A strait is defined as a narrow water body bordered by landmasses that connects two larger water bodies. Straits can be formed due to the movement of tectonic plates or by the fracture of an isthmus. The Strait of Gibraltar is a narrow water passage that connects the Atlantic Ocean with the Mediterranean Sea and is also one of the world’s busiest waterways.
Where Is The Strait Of Gibraltar?
Also referred to as Estrecho de Gibraltar in Spanish, the Strait of Gibraltar is strategically positioned between the southern part of the European continent and the northwestern part of the continent of Africa. The Strait is bordered by Spain and the British Overseas Territory of Gibraltar in the north; and by the African country of Morocco and the Spanish exclave of Ceuta in the south.
The Strait of Gibraltar is about 58 km long and has a width of about 13 km at its narrowest point between Morocco’s Point Cires and Spain’s Point Marroquí. The western end of the strait located between Spain’s Cape Trafalgar and Morocco’s Cape Spartel has a width of about 43 km. The strait’s eastern end located between the Rock of Gibraltar in the north and Mount Hacho or Jebel Moussa in the south has a width of about 23 km. These two land features in the strait’s eastern extremity are known as the Pillars of Heracles. The Strait of Gibraltar's depth ranges from 300 to 900 m and it forms a significant gap between the high plateau of Spain and the Atlas Mountains of Northern Africa. Geological studies have revealed that the Strait was formed due to the northward movement of the African Plate towards the European Plate.
A significant amount of water is also exchanged through the Strait of Gibraltar. The Atlantic Ocean and the Mediterranean Sea have different salinity levels and therefore the highly saline waters from the Mediterranean Sea flow outward and underneath the currents from the Atlantic Ocean, whereas the less saline Atlantic waters flow inward and on top of the Mediterranean Sea current.
Several archaeological studies have revealed that the Neanderthals lived in the Strait area about 125,000 years ago. Evidence of Homo Sapiens living here dates back 40,000 years.
Given the short distance between Europe and Africa here, the Strait of Gibraltar was used by many peoples crossing over throughout history, including the Carthaginians, Romans, Vandals, Moors and Berbers. The Strait of Gibraltar served as a vital navigational route and was therefore used by early navigators to access the Mediterranean Sea from the Atlantic Ocean and vice versa. Over the years, various countries have tried to forcefully acquire control over the strait and the Rock of Gibraltar.

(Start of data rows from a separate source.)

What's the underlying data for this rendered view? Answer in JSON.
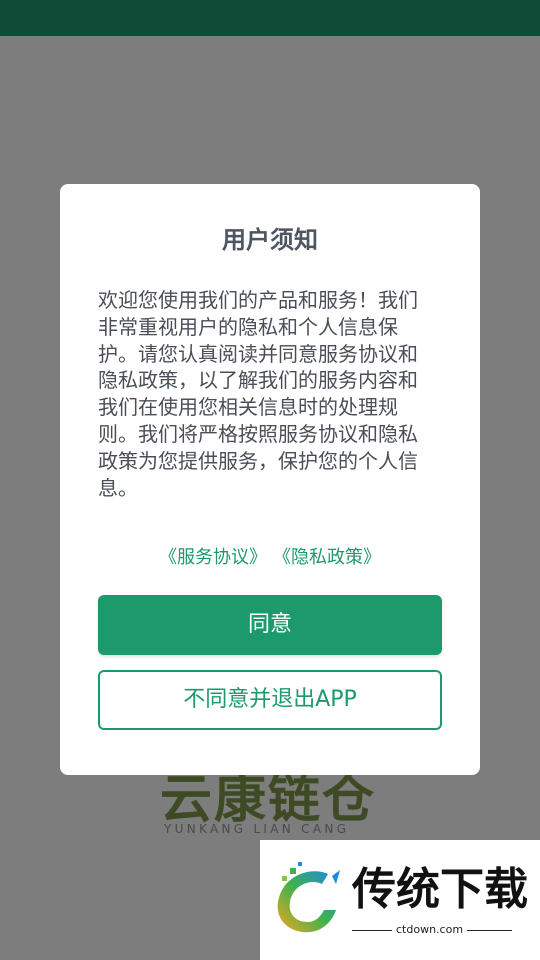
{
  "background_app": {
    "logo_mark": "云康链仓",
    "logo_subtitle": "YUNKANG LIAN CANG"
  },
  "dialog": {
    "title": "用户须知",
    "body": "欢迎您使用我们的产品和服务！我们非常重视用户的隐私和个人信息保护。请您认真阅读并同意服务协议和隐私政策，以了解我们的服务内容和我们在使用您相关信息时的处理规则。我们将严格按照服务协议和隐私政策为您提供服务，保护您的个人信息。",
    "links": {
      "terms": "《服务协议》",
      "privacy": "《隐私政策》"
    },
    "agree_label": "同意",
    "disagree_label": "不同意并退出APP"
  },
  "watermark": {
    "text": "传统下载",
    "url": "ctdown.com"
  },
  "colors": {
    "status_bar": "#0e4c38",
    "overlay": "#7d7d7d",
    "accent": "#1d9a6c",
    "body_text": "#4a4f57",
    "title_text": "#4d5561"
  }
}
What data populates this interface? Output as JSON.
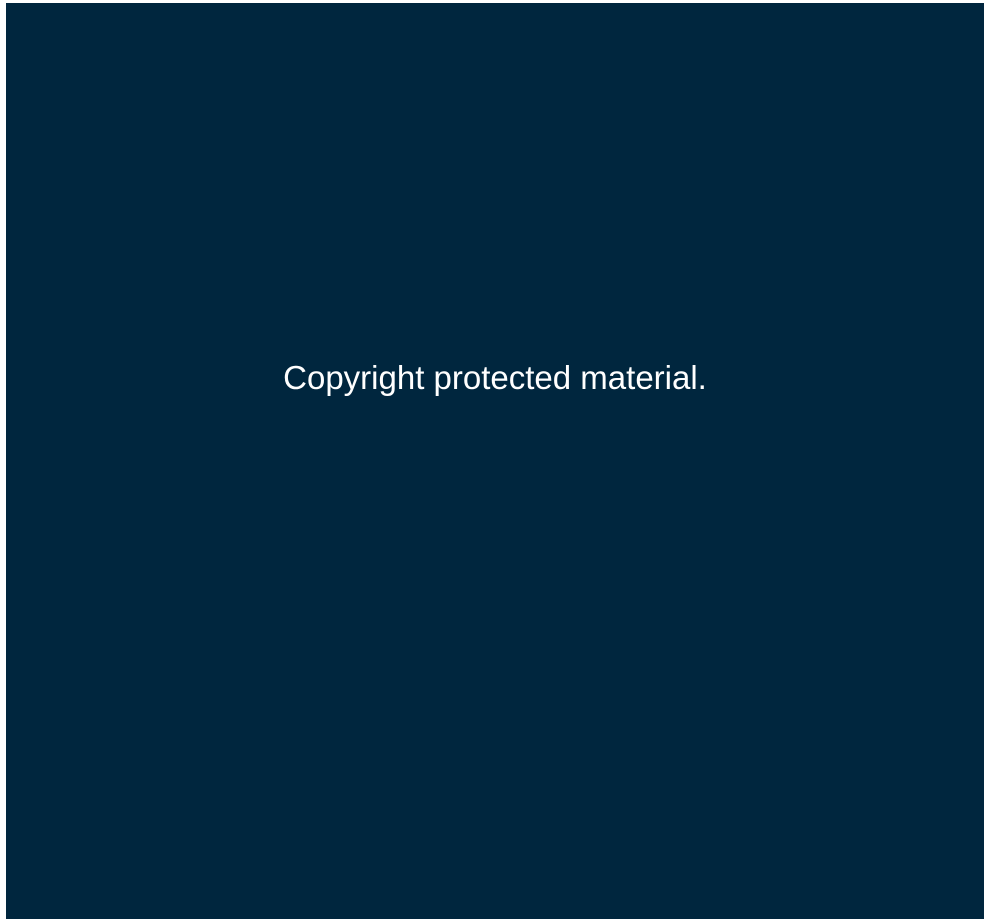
{
  "notice": {
    "text": "Copyright protected material."
  },
  "colors": {
    "background": "#00263e",
    "text": "#ffffff"
  }
}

The Strait of Gibraltar acts as a chokepoint for the ships that move into or out of the Mediterranean Sea. However, it also functions as a vital shipping route for the countries of northern Africa, southern Europe, and western Asia. An important port located on the Strait of Gibraltar is the Moroccan port of Tanger-Med, near Tangier.
BirdLife International has recognized the Strait of Gibraltar as an Important Bird Area, as several migratory birds use this strait every year to migrate from the Mediterranean regions to the Atlantic. Some of the notable migratory birds that are found here include the Atlantic puffins, Audouin’s gulls, Balearic shearwaters, lesser black-backed gulls, razorbills, and Scopoli’s shearwaters. About 36 individuals of a killer whale pod also reside in the waters of the Strait.